Hailing from Memphis, Lukah is the sort of rapper who doesn’t see why a region need sound one certain way. Despite expressing limitless respect for the likes of Young Dolph and Key Glock (and those that came before), his music delves into worlds often very removed from the sounds associated with his hometown. His first album of 2021, the underrated When The Black Hand Touches You, was replete with sinisterly twisted soul samples and moody gospel organ.
Ever restless, his second album this year, Why Look Up, God’s in the Mirror, pulls in yet another direction. It occupies a space unique in the current hip hop landscape, arguably sounding subtly unlike most anything before it, especially given where it hails from. It simultaneously exists in a similar zone to the current grimy New York revivalism of Griselda and nods heavily towards the sweat-drenched, Southern-fried sounds of his native Memphis.

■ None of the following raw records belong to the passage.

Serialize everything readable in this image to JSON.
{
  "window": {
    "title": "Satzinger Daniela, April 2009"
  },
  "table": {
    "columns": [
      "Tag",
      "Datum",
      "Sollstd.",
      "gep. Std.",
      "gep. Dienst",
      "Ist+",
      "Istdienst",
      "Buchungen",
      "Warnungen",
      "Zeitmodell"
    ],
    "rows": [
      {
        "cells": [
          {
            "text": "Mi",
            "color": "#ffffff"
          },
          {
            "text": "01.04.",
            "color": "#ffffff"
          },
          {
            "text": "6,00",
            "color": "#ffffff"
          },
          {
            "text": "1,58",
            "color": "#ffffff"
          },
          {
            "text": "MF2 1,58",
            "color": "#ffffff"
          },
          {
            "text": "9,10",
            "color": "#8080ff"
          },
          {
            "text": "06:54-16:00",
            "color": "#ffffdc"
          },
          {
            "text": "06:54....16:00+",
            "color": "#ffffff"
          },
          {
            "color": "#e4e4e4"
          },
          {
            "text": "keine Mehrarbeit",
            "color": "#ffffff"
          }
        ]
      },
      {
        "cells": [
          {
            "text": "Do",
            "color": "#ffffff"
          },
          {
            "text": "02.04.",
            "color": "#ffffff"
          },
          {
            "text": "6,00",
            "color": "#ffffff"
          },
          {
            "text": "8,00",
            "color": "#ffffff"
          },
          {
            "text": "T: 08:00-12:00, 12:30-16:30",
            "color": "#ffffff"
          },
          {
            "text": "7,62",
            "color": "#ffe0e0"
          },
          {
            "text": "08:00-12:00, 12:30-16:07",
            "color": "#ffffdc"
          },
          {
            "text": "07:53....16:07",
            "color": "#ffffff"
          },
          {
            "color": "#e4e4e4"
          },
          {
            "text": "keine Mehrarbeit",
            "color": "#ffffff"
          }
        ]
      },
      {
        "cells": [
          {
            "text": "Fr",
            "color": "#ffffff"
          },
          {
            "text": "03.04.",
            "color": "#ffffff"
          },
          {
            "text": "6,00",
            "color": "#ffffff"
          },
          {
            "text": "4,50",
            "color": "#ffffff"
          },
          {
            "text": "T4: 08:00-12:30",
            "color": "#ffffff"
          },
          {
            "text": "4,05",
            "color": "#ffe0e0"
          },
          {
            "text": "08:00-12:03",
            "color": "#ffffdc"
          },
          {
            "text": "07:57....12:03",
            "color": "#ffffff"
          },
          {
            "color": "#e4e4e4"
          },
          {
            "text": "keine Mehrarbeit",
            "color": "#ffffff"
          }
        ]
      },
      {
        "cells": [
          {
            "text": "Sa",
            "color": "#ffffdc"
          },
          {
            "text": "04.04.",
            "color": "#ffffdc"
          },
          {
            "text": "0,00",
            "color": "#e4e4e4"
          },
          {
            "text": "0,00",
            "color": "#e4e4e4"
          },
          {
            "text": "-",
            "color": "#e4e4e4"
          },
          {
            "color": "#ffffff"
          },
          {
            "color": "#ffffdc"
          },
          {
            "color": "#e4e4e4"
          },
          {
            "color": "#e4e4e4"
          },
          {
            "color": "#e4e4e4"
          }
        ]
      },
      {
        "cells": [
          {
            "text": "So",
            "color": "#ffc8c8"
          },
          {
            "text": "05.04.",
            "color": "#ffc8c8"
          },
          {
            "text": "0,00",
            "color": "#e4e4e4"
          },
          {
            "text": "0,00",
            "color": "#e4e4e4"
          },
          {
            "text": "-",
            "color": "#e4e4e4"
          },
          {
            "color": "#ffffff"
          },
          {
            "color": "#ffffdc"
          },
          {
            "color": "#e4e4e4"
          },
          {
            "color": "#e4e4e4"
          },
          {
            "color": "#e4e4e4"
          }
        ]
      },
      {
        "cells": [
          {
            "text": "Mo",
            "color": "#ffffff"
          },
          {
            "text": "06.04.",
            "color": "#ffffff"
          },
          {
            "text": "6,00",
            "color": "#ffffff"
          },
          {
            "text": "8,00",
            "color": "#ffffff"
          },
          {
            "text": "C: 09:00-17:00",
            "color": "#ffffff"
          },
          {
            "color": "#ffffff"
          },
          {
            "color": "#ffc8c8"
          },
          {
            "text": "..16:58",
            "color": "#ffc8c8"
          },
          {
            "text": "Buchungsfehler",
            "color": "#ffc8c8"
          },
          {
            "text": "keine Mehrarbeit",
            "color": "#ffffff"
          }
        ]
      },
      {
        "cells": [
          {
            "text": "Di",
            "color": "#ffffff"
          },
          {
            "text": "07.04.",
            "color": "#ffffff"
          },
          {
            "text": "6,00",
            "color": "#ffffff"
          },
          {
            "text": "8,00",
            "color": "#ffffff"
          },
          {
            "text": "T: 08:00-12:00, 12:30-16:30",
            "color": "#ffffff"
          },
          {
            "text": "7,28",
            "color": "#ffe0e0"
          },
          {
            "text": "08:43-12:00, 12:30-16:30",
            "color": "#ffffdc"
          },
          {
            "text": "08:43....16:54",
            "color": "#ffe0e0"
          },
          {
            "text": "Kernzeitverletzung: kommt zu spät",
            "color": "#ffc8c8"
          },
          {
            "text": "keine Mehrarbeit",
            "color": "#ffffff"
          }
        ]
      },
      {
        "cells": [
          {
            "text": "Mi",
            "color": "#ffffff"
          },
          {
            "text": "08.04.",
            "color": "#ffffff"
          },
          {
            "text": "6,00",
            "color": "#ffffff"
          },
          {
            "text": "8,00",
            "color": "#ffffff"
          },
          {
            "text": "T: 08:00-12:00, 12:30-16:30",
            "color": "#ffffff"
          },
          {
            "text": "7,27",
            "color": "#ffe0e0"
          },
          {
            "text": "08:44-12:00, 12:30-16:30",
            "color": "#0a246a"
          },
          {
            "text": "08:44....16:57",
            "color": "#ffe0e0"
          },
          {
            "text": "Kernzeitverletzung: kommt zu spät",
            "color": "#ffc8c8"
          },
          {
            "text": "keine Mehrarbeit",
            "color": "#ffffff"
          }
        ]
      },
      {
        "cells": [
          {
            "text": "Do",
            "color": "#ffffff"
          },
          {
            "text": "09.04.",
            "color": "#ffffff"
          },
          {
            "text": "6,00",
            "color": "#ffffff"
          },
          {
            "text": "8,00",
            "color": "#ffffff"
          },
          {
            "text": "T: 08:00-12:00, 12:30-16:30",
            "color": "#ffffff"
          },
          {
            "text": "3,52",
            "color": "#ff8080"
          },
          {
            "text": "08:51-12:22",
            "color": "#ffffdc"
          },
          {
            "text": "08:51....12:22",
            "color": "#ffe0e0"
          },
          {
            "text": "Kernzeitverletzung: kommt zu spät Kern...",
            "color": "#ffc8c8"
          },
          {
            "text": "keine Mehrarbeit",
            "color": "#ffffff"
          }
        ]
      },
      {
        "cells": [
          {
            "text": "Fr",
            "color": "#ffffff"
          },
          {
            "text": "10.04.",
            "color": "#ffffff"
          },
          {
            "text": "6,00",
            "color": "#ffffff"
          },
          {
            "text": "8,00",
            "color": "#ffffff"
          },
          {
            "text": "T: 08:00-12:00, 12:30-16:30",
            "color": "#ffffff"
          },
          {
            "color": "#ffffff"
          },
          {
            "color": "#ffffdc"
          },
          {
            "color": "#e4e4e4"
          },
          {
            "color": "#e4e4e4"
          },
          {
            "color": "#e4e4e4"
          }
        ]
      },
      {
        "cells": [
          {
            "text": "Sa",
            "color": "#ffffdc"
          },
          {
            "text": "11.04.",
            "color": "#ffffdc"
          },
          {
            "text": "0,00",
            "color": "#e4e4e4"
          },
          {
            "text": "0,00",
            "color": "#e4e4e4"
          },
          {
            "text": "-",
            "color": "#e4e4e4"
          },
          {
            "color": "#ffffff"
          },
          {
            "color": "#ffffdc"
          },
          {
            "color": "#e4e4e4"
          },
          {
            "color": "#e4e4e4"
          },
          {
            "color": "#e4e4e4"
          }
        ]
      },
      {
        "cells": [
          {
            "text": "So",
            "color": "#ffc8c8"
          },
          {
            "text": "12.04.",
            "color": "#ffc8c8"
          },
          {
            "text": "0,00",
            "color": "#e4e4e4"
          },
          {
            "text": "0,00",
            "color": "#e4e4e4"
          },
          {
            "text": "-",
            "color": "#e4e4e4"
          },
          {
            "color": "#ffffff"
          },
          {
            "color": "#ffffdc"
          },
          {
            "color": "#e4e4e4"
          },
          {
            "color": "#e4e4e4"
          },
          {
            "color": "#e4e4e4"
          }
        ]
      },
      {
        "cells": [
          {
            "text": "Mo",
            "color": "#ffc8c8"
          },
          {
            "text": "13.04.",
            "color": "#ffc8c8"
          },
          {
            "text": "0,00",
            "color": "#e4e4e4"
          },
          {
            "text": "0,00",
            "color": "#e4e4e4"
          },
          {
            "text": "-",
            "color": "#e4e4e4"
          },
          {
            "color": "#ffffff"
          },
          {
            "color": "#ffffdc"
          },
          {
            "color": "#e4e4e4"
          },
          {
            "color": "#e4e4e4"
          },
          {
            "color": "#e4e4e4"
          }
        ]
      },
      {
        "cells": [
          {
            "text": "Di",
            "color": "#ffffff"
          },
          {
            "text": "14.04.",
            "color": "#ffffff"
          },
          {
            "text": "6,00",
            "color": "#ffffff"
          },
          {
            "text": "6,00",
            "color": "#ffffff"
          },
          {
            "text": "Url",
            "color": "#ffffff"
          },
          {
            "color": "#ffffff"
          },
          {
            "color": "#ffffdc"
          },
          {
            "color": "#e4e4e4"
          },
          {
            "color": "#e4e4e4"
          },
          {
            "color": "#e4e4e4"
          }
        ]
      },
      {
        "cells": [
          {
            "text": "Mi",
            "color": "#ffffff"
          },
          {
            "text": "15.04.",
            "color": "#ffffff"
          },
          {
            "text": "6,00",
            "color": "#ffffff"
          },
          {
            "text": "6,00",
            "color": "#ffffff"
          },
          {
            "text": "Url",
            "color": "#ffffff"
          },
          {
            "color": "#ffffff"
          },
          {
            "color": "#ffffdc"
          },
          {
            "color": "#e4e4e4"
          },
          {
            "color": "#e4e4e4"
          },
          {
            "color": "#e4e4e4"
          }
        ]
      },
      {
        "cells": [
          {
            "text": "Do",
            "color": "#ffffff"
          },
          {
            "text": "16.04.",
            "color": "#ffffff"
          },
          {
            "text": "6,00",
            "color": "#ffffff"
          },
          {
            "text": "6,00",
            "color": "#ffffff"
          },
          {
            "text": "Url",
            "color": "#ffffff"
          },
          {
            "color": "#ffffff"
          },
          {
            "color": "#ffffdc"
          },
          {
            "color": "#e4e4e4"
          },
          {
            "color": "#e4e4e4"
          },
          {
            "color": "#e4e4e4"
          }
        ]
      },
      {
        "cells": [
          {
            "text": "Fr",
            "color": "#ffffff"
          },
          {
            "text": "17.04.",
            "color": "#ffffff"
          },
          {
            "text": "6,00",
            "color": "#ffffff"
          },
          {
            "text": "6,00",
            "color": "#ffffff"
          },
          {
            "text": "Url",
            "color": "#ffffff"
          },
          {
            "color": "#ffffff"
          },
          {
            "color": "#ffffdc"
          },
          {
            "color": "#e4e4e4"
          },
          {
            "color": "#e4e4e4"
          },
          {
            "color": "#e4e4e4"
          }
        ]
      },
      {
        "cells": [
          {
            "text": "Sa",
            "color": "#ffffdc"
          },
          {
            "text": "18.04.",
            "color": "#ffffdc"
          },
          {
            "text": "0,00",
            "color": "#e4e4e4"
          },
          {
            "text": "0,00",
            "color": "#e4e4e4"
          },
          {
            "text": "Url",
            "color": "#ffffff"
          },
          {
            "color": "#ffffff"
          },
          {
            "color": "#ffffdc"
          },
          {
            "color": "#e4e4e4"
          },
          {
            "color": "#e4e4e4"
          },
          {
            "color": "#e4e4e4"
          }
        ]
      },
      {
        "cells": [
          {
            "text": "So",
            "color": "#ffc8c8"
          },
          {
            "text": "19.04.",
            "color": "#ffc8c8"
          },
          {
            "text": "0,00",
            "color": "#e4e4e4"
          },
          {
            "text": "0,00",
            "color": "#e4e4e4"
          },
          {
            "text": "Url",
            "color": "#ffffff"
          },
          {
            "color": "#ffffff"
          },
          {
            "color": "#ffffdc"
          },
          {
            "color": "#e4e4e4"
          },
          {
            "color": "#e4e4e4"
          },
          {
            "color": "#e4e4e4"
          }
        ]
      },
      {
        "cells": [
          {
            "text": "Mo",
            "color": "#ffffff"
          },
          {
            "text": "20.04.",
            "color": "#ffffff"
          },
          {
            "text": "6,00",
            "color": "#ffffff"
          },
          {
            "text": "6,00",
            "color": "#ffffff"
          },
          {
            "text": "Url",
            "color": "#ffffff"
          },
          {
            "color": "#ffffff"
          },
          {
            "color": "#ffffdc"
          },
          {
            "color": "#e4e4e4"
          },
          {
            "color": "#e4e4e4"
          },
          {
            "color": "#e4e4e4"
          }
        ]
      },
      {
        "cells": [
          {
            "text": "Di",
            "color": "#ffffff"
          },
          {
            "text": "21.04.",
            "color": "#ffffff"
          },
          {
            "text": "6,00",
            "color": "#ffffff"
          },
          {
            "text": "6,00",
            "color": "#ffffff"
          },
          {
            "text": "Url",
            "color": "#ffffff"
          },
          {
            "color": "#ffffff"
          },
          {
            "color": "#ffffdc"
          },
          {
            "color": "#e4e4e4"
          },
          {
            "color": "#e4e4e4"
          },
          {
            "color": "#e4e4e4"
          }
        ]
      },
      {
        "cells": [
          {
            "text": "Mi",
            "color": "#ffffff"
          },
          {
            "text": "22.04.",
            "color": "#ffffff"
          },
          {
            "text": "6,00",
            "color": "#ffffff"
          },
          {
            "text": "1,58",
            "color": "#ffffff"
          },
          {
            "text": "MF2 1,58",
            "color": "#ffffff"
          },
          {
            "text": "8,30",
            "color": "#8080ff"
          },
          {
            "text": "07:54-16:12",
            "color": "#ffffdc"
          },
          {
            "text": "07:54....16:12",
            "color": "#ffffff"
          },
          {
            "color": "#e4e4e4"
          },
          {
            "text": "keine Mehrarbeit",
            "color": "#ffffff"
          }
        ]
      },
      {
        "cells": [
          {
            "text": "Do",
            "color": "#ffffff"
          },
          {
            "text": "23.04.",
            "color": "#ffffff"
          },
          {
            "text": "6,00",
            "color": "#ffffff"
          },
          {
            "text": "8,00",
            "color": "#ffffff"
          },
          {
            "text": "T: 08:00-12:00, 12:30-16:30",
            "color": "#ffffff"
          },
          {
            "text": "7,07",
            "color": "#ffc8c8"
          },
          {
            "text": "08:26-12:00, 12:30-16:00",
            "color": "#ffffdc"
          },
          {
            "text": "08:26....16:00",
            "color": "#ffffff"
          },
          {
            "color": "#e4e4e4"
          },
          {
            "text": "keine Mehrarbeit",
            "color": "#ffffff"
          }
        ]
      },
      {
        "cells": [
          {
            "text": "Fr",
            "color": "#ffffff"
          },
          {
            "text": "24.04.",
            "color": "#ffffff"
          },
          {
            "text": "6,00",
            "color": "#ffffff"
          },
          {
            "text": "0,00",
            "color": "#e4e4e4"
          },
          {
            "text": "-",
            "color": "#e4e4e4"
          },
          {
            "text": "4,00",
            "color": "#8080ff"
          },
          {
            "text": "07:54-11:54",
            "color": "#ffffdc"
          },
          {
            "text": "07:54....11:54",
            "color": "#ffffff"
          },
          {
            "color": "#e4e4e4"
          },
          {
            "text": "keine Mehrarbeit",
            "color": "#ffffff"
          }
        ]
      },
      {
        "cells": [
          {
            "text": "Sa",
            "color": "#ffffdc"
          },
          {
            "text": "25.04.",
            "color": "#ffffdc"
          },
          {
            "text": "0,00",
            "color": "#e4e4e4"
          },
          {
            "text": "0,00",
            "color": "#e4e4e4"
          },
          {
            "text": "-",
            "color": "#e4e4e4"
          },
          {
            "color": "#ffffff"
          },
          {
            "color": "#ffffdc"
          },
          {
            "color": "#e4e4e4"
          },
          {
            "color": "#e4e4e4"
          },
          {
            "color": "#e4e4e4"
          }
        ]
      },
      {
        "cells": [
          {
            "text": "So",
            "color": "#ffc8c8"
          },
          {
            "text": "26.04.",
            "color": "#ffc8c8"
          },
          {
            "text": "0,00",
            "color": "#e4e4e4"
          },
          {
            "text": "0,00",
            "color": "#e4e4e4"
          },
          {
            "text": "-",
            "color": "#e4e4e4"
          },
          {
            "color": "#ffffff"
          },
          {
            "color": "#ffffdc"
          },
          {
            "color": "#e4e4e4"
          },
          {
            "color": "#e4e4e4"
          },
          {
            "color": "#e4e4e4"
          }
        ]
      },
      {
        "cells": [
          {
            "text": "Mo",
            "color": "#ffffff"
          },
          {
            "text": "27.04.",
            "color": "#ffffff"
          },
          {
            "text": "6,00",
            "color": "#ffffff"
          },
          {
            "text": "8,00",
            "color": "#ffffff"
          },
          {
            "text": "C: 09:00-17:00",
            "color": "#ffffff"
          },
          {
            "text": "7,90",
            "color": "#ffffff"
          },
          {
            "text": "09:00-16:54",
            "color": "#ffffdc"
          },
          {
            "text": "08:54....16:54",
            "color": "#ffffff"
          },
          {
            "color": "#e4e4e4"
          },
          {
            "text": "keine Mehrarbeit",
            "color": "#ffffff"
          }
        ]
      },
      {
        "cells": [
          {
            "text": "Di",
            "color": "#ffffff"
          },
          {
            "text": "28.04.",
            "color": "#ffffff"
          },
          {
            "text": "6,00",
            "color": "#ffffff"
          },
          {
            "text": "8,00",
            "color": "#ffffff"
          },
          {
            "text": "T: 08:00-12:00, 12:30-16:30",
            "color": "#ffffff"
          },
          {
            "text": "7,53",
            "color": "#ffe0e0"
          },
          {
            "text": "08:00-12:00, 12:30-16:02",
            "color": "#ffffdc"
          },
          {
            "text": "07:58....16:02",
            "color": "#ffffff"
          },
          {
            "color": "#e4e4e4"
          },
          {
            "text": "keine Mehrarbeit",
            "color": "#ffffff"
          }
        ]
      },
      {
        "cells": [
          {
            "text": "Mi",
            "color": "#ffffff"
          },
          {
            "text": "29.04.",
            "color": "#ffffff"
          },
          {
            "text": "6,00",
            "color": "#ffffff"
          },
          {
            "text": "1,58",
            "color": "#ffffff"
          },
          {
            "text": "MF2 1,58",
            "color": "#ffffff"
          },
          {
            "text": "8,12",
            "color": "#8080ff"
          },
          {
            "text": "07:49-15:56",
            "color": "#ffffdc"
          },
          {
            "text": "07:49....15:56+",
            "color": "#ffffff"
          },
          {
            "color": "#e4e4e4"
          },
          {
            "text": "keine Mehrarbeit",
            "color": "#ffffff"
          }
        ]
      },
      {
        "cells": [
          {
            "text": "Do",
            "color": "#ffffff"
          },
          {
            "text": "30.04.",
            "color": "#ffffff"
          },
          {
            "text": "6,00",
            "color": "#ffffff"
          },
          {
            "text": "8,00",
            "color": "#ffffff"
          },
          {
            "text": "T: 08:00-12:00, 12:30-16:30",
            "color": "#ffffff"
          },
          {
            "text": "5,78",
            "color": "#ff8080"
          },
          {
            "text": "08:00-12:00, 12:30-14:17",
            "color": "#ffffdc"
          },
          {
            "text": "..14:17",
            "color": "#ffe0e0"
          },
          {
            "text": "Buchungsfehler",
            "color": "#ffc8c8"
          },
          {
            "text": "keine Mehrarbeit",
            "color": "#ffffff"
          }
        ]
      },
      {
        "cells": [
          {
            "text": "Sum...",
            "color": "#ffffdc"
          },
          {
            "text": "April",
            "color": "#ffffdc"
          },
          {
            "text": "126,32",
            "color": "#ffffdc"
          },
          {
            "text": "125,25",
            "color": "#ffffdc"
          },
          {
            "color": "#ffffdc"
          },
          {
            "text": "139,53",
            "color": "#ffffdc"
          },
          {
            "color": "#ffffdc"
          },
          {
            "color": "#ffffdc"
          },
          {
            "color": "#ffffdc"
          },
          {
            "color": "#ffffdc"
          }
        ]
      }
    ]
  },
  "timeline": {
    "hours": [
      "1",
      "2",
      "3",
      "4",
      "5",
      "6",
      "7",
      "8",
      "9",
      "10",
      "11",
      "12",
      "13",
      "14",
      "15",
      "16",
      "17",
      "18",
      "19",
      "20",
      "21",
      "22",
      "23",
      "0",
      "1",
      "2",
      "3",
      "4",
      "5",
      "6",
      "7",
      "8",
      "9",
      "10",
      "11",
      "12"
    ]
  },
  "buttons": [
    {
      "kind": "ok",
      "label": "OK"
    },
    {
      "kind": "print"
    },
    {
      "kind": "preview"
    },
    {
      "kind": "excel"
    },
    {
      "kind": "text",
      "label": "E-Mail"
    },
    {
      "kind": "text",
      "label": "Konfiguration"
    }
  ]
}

It’s the gnarled, knotty, moody cousin to any artist from the area you’ve familiarized yourself with. It’s decidedly minimal, spare and lean, its beats crafted to come straight for the jugular.
Opener “Mobbin on Water” is the perfect introduction to this sonic zone, boasting a distant, intermittent, rousingly out of key piano loop and thudding, ominous drums. Lukah himself enters with a bone to pick, immediately taking to task the seemingly ever-resounding lack of respect for Southern rappers, all while thumping his chest: “rap with confidence on my shit – don’t know what modest is.” Yet, it’s a quick line, tossed out with nearly dismissive nonchalance that defines much of what’s at play here: “Don’t need to polish this.”
He’s right. The bruised, eerie atmosphere of Why Look Up serves Lukah well, the rapper boiling down his brew to purely the essential elements – all business with no time to play. For Lukah, the grim nature of the beats – not entirely removed from an entirely paired back Organized Noize circa ATLiens, albeit on a bad trip – is not only fitting, but necessitated. He uses Why Look Up as a self-run therapy session, spitting bile and trauma out of every corner of his soul. Speaking to Passion of the Weiss, he put it simply: “The story was releasing anger. It’s a lot of anger built up inside of me and I just wanted to release this aggression and be happy for once.”
He also briefly illuminated an even deeper truth of Why Look Up: it’s a dash away from sadness. In Lukah’s harsh world, there’s simply no time for self pity or emotions of the sort, and while, deep down, he acknowledges that there’s surely a reservoir of fatigued sorrow, he absolutely refuses to face it, erecting his makeshift temple of pointed anger (not to mention brutality, such as on the genuinely harrowing “Agony in the Garden”) as a sort of defense against the genuine emotions at play. There’s no better presentation of this than the grueling “Colored One”: “Hide the heartaches and the shame, and that shit hurts to suppress / They say we all free, but be real, n***as are still oppressed / … I can attest: won’t understand the anguish, so ain’t no fucking need to confess.”
When he utters harsh truths such as “The poor and the children are starving and have to be without / but they won’t make a trip to the hood, they take the scenic route,” on “Glasshouses”, they’re tossed off rapidly, nearly asides. It’s as if he simply can’t allow himself to dwell on these thoughts, lest they weigh him down completely into the murky waters he’s ventured into on Why Look Up. The guests all get in the mood, operating from a similar zone, with current favorite Boldy James putting in a particularly memorable, grim turn on “Stigmata”
The title itself is telling: for an album so filled with agony and defensive rage, Why Look Up, God’s in the Mirror would seem an unusual choice. Yet, it speaks of the world Lukah hopes to help the listener reach, to reach himself. As he stated, he hopes that by spilling out every ounce of anger in his heart he’ll reach some sort of peace. Speaking for neglected communities in which resentment inevitably builds, day by day, year by year, and in which aggression is nearly an obligation for survival, there’s often no room for anything resembling hope. It may be hard to listen to at times, and it’s certainly not pretty, but Why Look Up exists firmly in this world, prideful notions masking a deep, lifelong fatigue. However, what it also does, even if ever so slightly, is dare to peek beyond that reality – towards a different future. It’s a wary, cautious step, and one that couldn’t feel more necessary.